[Data records Boundary: Start]
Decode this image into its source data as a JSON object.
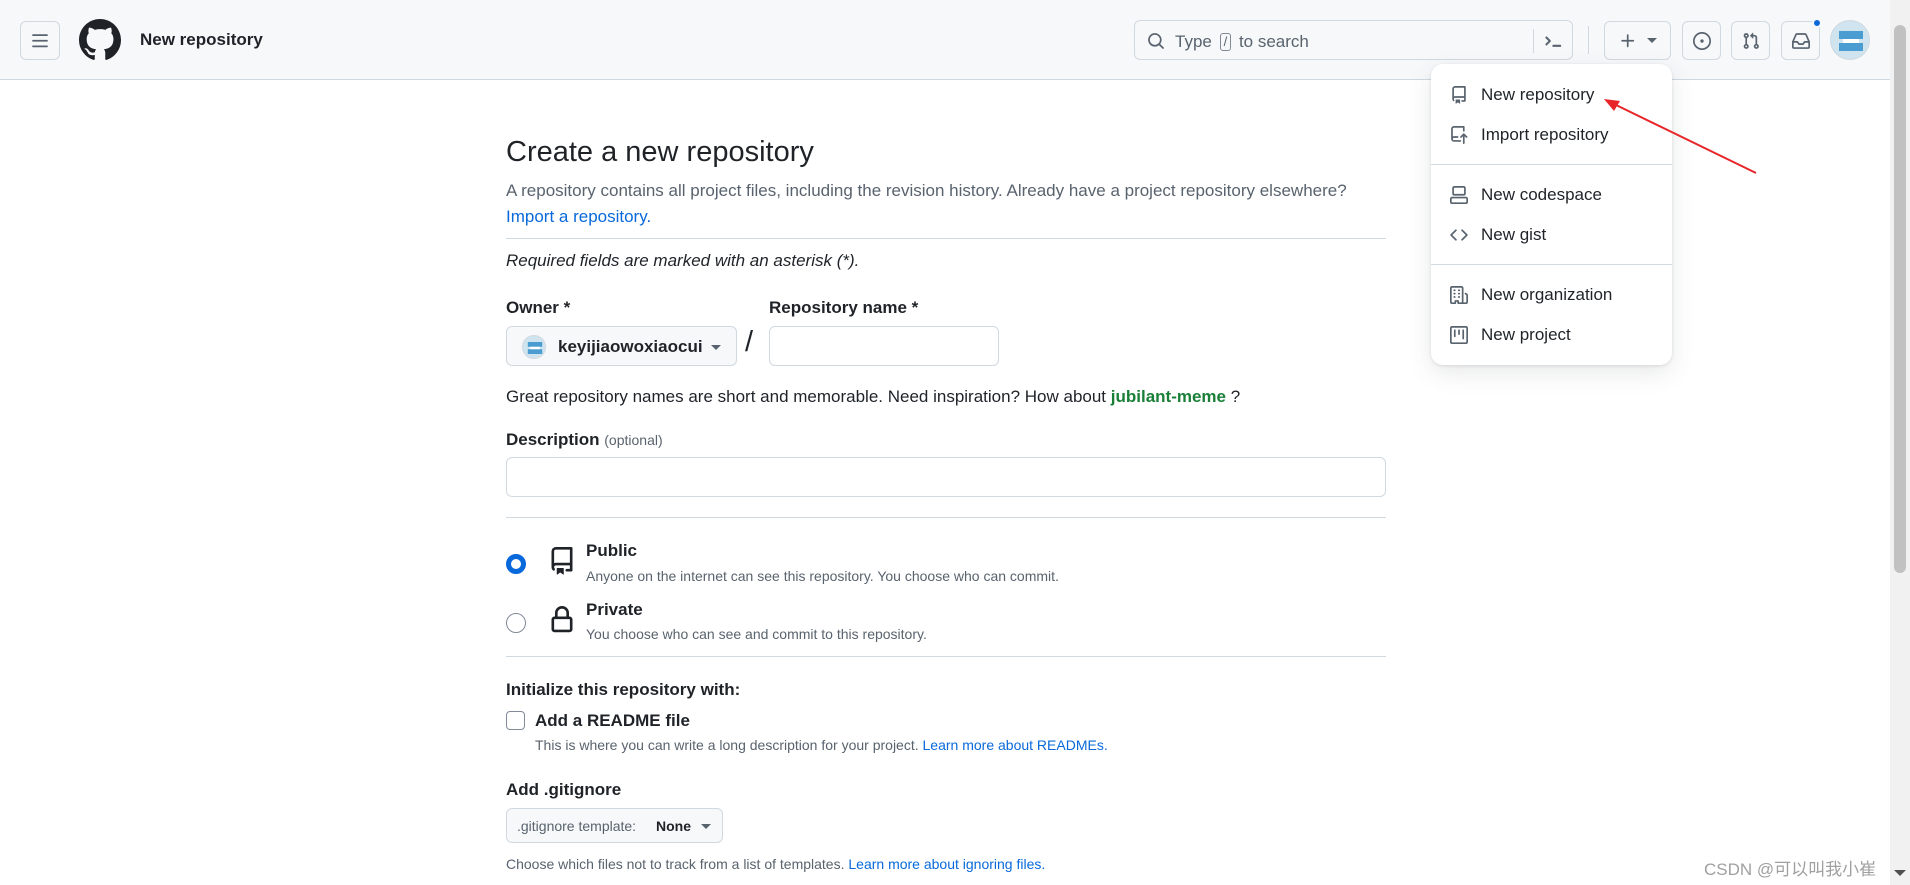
{
  "header": {
    "title": "New repository",
    "search_placeholder_pre": "Type",
    "search_key": "/",
    "search_placeholder_post": "to search"
  },
  "main": {
    "heading": "Create a new repository",
    "subtitle": "A repository contains all project files, including the revision history. Already have a project repository elsewhere?",
    "import_link": "Import a repository.",
    "required_note": "Required fields are marked with an asterisk (*).",
    "owner_label": "Owner *",
    "owner_value": "keyijiaowoxiaocui",
    "slash": "/",
    "repo_name_label": "Repository name *",
    "repo_name_value": "",
    "hint_pre": "Great repository names are short and memorable. Need inspiration? How about",
    "hint_suggestion": "jubilant-meme",
    "hint_post": "?",
    "description_label": "Description",
    "description_optional": "(optional)",
    "description_value": "",
    "visibility": [
      {
        "title": "Public",
        "desc": "Anyone on the internet can see this repository. You choose who can commit.",
        "checked": true
      },
      {
        "title": "Private",
        "desc": "You choose who can see and commit to this repository.",
        "checked": false
      }
    ],
    "init_label": "Initialize this repository with:",
    "readme_label": "Add a README file",
    "readme_desc": "This is where you can write a long description for your project.",
    "readme_link": "Learn more about READMEs.",
    "gitignore_label": "Add .gitignore",
    "gitignore_btn_prefix": ".gitignore template:",
    "gitignore_btn_value": "None",
    "gitignore_desc": "Choose which files not to track from a list of templates.",
    "gitignore_link": "Learn more about ignoring files."
  },
  "dropdown": {
    "items": [
      {
        "label": "New repository",
        "icon": "repo-icon"
      },
      {
        "label": "Import repository",
        "icon": "repo-push-icon"
      },
      {
        "label": "New codespace",
        "icon": "codespaces-icon"
      },
      {
        "label": "New gist",
        "icon": "code-icon"
      },
      {
        "label": "New organization",
        "icon": "organization-icon"
      },
      {
        "label": "New project",
        "icon": "project-icon"
      }
    ]
  },
  "watermark": "CSDN @可以叫我小崔",
  "colors": {
    "accent": "#0969da",
    "green": "#1a7f37",
    "arrow": "#e8262a"
  }
}
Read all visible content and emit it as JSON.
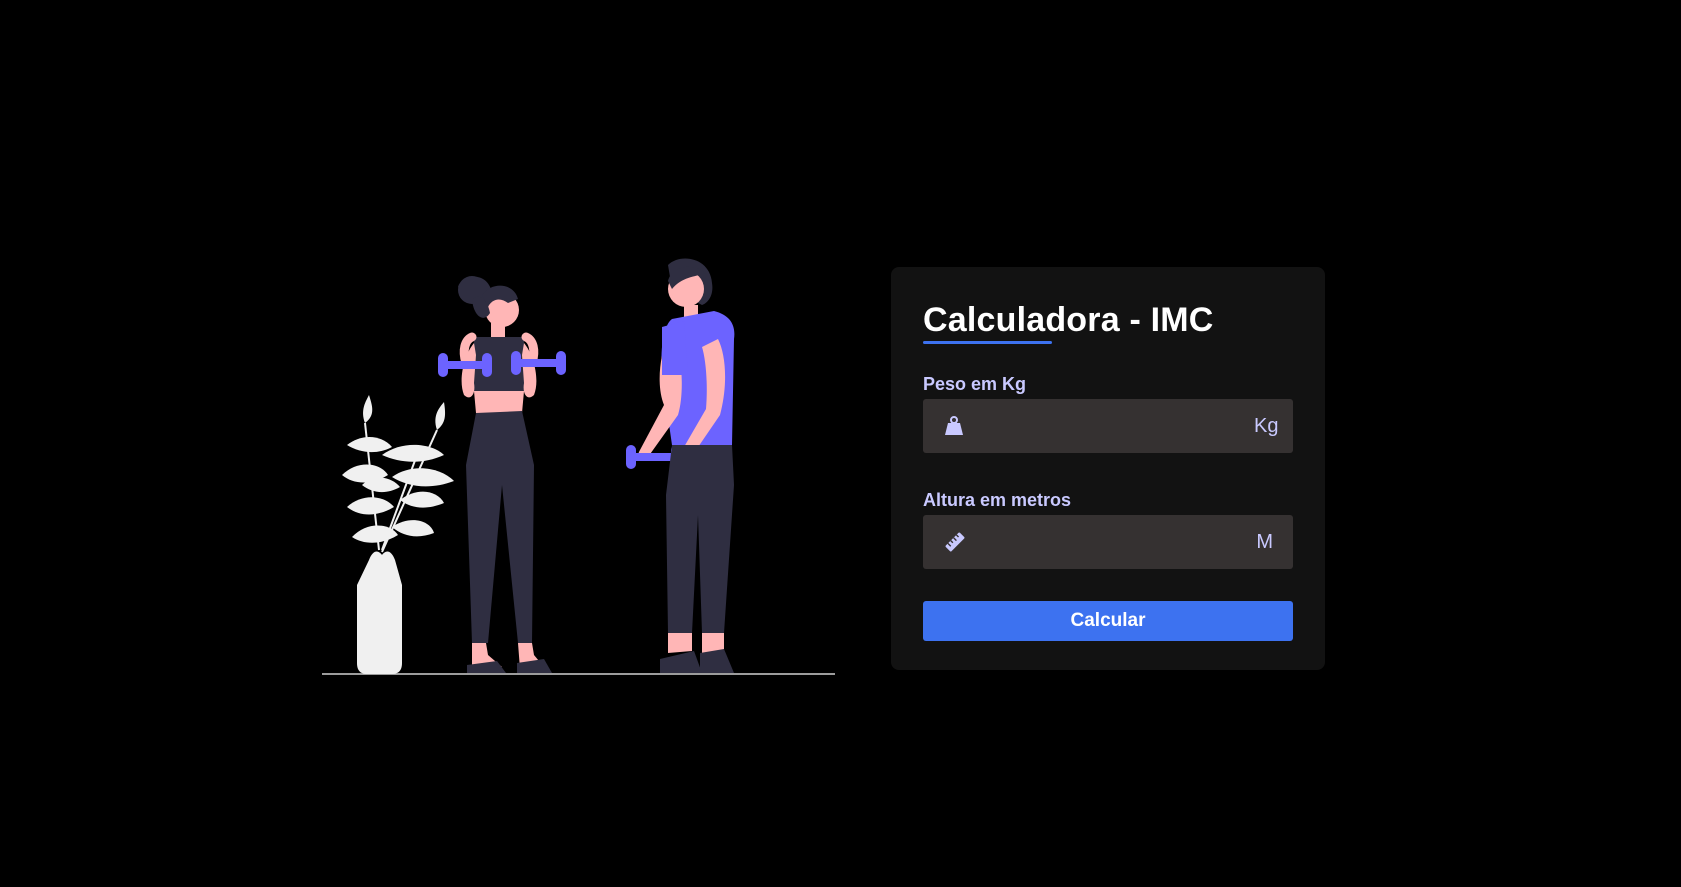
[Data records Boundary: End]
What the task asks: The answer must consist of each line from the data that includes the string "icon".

Completed exercise:
        "icon": "repo-icon"
        "icon": "repo-push-icon"
        "icon": "codespaces-icon"
        "icon": "code-icon"
        "icon": "organization-icon"
        "icon": "project-icon"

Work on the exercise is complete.